Very often, the standard mean time between failures and probability-of-success metrics will be appropriate for describing system-level reliability given the confines of the available test data. Such a determination should not be cavalierly invoked, however, without due consideration of more advanced plausible formulations—especially if those formulations might yield information that will support reliability or logistics supportability improvement initiatives, motivate design enhancements for follow-on testing, or substantively inform acquisition decisions. The more sophisticated methodological approaches based on more elaborate distributions with parameters linked to storage, transportation, type of mission, and environment of use may be particularly attractive after a system is fielded (for some classes of fielded systems), when the amount and composition of reliability data may change substantially given what is available from developmental and operational testing.
Several points that have been noted warrant emphasis. For any system, whether in the midst of a developmental program or after deployment, there is no such thing as a single true mean time between failures or actual mean time to first failure (Krasich, 2009). System reliability is a function of the conditions, stresses, and operating profiles encountered by the system during a given period of testing or operations, and these can and do vary over time. System reliability likewise is influenced by the composition of the systems themselves (i.e., test articles or specific deployed articles that are monitored), which may include diverse designs, manufacturing processes, past and current usage, and maintenance profiles. Estimates of the mean time between failures, mean time to first failure, or other metric for system reliability needs to be interpreted accordingly.

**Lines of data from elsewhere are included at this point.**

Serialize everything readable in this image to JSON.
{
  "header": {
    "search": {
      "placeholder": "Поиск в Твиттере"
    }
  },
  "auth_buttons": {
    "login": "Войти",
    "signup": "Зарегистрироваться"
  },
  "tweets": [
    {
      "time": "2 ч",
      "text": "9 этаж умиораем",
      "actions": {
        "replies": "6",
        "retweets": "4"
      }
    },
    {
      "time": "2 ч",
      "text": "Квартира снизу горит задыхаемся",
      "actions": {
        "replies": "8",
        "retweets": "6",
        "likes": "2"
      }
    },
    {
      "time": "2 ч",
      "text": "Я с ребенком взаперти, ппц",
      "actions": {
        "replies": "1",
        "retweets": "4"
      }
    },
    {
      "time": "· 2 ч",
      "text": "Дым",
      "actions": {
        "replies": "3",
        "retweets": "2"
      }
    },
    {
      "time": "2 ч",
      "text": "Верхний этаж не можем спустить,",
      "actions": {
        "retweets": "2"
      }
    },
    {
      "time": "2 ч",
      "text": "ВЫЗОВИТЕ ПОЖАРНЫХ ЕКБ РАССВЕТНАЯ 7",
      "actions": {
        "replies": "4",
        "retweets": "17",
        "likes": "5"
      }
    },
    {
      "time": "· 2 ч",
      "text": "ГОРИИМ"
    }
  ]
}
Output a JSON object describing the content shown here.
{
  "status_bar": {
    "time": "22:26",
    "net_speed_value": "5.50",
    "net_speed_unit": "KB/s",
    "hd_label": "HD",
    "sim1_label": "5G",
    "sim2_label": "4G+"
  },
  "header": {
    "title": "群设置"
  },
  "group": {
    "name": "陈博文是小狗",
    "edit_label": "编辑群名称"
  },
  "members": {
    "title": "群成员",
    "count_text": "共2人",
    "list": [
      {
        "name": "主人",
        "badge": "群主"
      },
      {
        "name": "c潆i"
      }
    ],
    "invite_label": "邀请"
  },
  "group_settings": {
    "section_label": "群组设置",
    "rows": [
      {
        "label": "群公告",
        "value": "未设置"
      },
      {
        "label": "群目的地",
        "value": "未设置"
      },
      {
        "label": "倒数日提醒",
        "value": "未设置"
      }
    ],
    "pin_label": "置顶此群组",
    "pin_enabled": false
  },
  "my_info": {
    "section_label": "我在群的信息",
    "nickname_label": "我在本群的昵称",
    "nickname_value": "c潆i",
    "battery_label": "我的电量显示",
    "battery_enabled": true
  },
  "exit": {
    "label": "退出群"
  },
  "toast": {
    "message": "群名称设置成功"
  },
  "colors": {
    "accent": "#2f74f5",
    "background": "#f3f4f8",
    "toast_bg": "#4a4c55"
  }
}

Operational reliability is defined in terms of one or more operational mission profiles expected to be encountered after a defense system has attained full-rate production status and is deployed. Ideally, system-level developmental and operational testing would mimic or plausibly capture the key attributes of these operational circumstances, particularly for operational testing and the later stages of developmental testing. It is important to understand, however, that there are limitations to the extent to which
operational realism is or can be reflected in those testing events. Moreover, efficient developmental testing strategies, especially when a system’s functional capabilities emerge incrementally over time, may not readily lend themselves to complete examination of system operational reliability, especially in the early stages of developmental testing. Again, as appropriate, distinctions should be drawn between estimates of system reliability and estimates of system operational reliability.